How to get the most out of your 1:1s

As a Director of Engineering, I have monthly 1:1s with all of my direct reports. A 1:1 (one-on-one) is a recurring meeting with no set agenda between a manager and one of their reports. The internet is full of valuable insight into how to run them from my perspective, (ex. The Update, The Vent, and The Disaster) but somewhat more limited in advice on how to make the most of them if you’re on the other side of the table. At Devetry, we run pretty flat, so I have a lot of direct reports, and we only meet once a month. Many people will work more closely with their manager, or meet more frequently, so some of this advice won’t transfer, but hopefully there’s still a few useful nuggets of wisdom.

Don’t make it a status update

If you take nothing else away from this article, let it be this - don’t make it a status update. This meeting is about you, and unless you’re giving me some context around the actual thing you want to talk about, a status update is just wasting your time.

Instead, give me status updates in slack, on a regular basis. This accomplishes several things:

  • It keeps you and your project top of mind throughout the month. My attention is naturally pulled towards whatever is currently on fire, or to shepherding something new. By checking in more frequently, you ensure that your project gets the attention it deserves, and that minor issues can get resolved before they turn into major ones.
  • A month is too long to go without a status update. To the point of minor issues turning into major issues - a weekly check-in can keep that from happening. We hire capable people and expect them to be able to independently solve problems, but that doesn’t mean you have to. Sometimes, I just have more leverage, to schedule meetings higher up the org chart, to put more weight behind a request, etc.
  • It’s an opportunity to make yourself look good. If Alice sends me a message every week saying something like “here’s the cool thing I did” or “here’s the fire I put out by myself”, the end result will be that I will vaguely remember a bunch of positive anecdotes about Alice. Don’t worry about coming across as self-promotional or inauthentic; as long as you’re not lying, these updates will only be received positively.
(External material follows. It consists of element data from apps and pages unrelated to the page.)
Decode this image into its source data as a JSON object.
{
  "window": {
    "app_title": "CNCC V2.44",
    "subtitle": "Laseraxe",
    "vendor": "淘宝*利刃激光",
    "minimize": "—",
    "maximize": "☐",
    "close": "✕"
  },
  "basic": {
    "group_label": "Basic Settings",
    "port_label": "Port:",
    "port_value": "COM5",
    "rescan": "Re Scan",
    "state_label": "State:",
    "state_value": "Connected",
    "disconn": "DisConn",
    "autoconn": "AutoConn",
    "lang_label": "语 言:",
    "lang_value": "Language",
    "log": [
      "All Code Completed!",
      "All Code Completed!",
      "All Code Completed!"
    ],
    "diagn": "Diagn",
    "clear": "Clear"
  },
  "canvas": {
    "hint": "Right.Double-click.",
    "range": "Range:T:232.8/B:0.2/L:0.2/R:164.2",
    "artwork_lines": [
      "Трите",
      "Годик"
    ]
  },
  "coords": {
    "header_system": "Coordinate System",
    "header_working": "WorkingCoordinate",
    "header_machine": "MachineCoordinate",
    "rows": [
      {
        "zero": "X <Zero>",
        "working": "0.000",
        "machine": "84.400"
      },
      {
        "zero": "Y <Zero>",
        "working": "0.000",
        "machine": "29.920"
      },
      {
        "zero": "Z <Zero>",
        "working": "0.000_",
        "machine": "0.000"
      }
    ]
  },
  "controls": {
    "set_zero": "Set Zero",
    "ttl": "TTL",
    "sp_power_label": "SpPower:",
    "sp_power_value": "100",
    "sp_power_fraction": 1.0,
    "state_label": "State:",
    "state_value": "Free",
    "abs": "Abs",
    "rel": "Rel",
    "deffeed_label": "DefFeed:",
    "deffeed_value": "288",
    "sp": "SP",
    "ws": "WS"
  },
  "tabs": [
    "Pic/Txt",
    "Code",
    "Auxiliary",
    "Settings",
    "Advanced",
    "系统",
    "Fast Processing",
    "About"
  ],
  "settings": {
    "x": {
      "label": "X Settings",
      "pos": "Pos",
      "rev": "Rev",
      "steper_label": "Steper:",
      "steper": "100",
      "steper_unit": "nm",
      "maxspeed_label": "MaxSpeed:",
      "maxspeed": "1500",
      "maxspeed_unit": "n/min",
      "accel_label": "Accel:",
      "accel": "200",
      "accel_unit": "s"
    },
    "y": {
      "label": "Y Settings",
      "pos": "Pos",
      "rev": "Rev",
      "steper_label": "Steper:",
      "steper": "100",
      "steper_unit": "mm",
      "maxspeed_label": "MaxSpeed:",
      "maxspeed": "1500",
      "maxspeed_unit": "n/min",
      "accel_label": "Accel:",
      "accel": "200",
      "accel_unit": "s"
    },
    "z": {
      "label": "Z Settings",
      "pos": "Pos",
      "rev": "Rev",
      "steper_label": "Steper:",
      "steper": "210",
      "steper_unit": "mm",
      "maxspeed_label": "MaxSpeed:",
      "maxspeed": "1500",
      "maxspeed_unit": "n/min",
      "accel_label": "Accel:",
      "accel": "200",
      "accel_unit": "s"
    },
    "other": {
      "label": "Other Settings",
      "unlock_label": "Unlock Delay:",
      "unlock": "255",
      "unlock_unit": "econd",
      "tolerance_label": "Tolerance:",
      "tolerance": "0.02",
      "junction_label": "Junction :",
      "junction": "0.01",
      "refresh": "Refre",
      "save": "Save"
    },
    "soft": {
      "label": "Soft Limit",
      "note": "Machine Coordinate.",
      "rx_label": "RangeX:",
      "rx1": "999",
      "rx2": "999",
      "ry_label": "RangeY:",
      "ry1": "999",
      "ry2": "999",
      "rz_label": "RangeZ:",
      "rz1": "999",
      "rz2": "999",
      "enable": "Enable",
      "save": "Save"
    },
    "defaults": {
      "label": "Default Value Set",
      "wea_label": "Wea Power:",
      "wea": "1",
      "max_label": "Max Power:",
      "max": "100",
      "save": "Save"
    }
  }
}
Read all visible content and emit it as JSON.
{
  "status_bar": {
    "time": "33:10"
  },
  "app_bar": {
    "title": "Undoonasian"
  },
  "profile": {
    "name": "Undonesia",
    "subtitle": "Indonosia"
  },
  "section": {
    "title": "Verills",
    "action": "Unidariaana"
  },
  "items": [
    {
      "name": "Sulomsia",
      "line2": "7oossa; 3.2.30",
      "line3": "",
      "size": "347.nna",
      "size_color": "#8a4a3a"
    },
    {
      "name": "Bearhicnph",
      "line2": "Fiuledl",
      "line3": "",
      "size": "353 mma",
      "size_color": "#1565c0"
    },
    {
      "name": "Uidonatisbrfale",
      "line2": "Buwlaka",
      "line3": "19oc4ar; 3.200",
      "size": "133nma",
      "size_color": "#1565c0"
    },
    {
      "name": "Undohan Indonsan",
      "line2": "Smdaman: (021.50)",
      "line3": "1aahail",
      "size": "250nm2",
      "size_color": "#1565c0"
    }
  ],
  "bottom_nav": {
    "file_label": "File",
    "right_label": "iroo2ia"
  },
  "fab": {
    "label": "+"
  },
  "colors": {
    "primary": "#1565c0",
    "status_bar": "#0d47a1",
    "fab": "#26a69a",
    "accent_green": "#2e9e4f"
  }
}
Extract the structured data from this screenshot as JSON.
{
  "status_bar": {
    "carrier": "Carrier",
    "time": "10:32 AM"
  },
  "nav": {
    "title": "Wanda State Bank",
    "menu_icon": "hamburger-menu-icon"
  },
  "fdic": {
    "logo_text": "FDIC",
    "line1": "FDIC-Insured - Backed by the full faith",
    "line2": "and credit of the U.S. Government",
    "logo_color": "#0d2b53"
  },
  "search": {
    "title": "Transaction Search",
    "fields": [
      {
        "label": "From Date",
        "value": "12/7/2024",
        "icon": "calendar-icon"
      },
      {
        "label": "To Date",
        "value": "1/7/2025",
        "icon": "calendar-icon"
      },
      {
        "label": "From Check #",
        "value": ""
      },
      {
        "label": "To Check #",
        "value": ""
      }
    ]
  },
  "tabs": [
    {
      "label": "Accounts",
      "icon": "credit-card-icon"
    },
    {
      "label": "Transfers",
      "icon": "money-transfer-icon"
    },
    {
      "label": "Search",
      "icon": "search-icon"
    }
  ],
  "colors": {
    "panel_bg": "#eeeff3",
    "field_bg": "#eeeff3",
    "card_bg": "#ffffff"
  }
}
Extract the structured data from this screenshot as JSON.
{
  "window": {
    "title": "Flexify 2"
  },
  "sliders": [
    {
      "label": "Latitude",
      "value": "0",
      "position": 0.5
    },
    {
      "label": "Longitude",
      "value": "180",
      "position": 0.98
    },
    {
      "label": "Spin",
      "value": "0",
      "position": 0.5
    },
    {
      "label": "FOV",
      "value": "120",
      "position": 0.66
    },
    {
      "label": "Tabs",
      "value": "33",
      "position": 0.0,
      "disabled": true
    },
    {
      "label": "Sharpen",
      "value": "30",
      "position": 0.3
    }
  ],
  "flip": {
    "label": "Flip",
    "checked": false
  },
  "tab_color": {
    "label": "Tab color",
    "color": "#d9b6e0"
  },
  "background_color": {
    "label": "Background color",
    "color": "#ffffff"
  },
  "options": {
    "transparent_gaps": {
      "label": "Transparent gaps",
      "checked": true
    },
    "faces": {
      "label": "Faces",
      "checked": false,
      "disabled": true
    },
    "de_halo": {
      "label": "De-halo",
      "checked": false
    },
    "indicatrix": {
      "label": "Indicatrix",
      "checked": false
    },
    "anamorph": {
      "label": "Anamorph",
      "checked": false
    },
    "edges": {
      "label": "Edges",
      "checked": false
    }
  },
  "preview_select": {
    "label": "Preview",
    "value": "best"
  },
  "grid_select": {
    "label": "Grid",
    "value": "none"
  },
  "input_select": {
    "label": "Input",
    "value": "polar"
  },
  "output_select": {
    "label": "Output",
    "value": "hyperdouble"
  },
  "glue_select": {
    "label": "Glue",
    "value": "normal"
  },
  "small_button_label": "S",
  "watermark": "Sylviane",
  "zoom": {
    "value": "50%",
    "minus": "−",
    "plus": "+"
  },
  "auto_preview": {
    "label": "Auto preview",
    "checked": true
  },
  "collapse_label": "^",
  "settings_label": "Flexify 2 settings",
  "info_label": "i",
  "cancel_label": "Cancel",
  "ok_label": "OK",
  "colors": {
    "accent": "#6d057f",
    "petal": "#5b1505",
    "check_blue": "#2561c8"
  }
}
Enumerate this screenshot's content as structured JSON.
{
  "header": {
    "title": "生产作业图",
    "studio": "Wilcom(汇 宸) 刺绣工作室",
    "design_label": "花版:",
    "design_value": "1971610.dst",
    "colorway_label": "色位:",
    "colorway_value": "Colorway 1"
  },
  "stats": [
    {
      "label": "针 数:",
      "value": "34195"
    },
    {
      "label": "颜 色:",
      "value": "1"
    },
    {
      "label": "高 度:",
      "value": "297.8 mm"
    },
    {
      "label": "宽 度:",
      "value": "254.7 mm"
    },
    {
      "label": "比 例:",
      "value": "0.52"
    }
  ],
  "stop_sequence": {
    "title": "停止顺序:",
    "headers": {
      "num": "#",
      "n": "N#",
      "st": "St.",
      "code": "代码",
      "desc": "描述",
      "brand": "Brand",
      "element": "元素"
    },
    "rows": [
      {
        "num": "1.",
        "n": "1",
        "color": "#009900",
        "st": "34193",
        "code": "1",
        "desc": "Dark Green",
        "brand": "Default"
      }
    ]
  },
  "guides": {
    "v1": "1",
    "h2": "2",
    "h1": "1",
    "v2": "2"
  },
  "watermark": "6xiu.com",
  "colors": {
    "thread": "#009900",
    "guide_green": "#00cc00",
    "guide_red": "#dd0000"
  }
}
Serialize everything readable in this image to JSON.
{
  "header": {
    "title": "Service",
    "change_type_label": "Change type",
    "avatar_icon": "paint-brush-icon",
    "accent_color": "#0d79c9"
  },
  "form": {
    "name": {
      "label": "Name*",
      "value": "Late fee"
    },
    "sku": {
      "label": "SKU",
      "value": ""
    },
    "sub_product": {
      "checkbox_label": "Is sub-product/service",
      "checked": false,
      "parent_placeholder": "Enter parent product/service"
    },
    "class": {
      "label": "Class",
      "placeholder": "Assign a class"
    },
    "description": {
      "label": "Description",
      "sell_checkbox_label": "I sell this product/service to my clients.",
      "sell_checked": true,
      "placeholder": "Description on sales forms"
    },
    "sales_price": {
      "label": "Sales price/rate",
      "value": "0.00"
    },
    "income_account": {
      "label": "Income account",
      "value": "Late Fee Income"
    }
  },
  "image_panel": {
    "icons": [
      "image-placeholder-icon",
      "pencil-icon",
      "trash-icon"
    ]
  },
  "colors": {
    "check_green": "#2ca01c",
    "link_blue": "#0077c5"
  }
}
What do you want to get out of your 1:1s?

Knowing what you want out of your 1:1s is the first place to start. This meeting is not about me - as your manager, I can call a meeting with you anytime I need to talk about something. Particularly in a remote environment, your monthly 1:1 is one of the few opportunities you have to meet with your manager without someone else’s itinerary dictating the conversation.

Is there something bothering you?

If something is bothering you, tell me. I can’t do anything about it if I don’t know about it. Some people are worried about coming across as negative, or feeling like they’re complaining too much. Forget those concerns. I want to help you. I am thrilled when I get a chance to actually make a difference. So much of my job is just being present - checking the box that a Director was on the call, that a problem I can actually solve is a welcome distraction.

Do you want career growth?

If you’re trying to set yourself up for your next step in your career, obviously, tell me that too. But, the best advice I can offer you in this situation is to ask me what my problems are, and how you can help me solve them.

Almost by definition, my problems are at a different tier of responsibility than yours. By asking about, and offering to help with those problems, you are a) getting exposed to a different facet of the business than you usually would, and b) getting practice dealing with things that will form the foundation of your next role. When it comes time for performance reviews, it’s so much easier to justify a promotion when you’re already doing the work of the next tier.

Do you want more interesting work?

This section is particularly relevant for people who work at agencies like I do. Almost uniformly, the people who work at Devetry do so because they want exposure to a lot of different technologies, across a number of different industries. If you’ve been on a single project for over six months, and you’re ready for something new, let me know! I’m not going to move someone off of a project if that project is going well and they’re happy there, but if you tell me you’re looking for something else (and ideally, what you’re looking for) then I can keep an eye out.

Making this request in the middle of an ongoing project can also help ensure that your next engagement is a good fit. For better or for worse, waiting until the end of a project means that there’s a bit of a rush to find you your next thing. You’ll get assigned to whatever we have lying around. By starting this search early, we’ll greatly increase the odds that we find something that matches your interests, career goals, or is that perfect stretch project where you can learn something new.

End with next steps

I do this at the end of every single client meeting I take, and you should do it with me. The last few minutes of the call should be a round-up of all the action items that have been discussed. Clearly state:

  • Who is going to do it,
  • what is going to be done,
  • and when it’s going to be done by.

This makes responsibilities explicit, and reduces chances for miscommunication. It’s easy for me to come away from a conversation thinking “Bob wants to transfer to a new project, I’ll keep his name in mind as things come up” but for you to be imagining a much shorter timeline. By saying “You will find me a new project by our next 1:1”, you’re letting me know that I need to dial up that sense of urgency.


This article is a living document! If you’re one of my direct reports (or anyone, really, who attends 1:1s), and you notice a category of conversation I haven’t covered here, tell me! I’d love for this article to be a part of my personal README, and for all of my 1:1s to be more interesting and useful.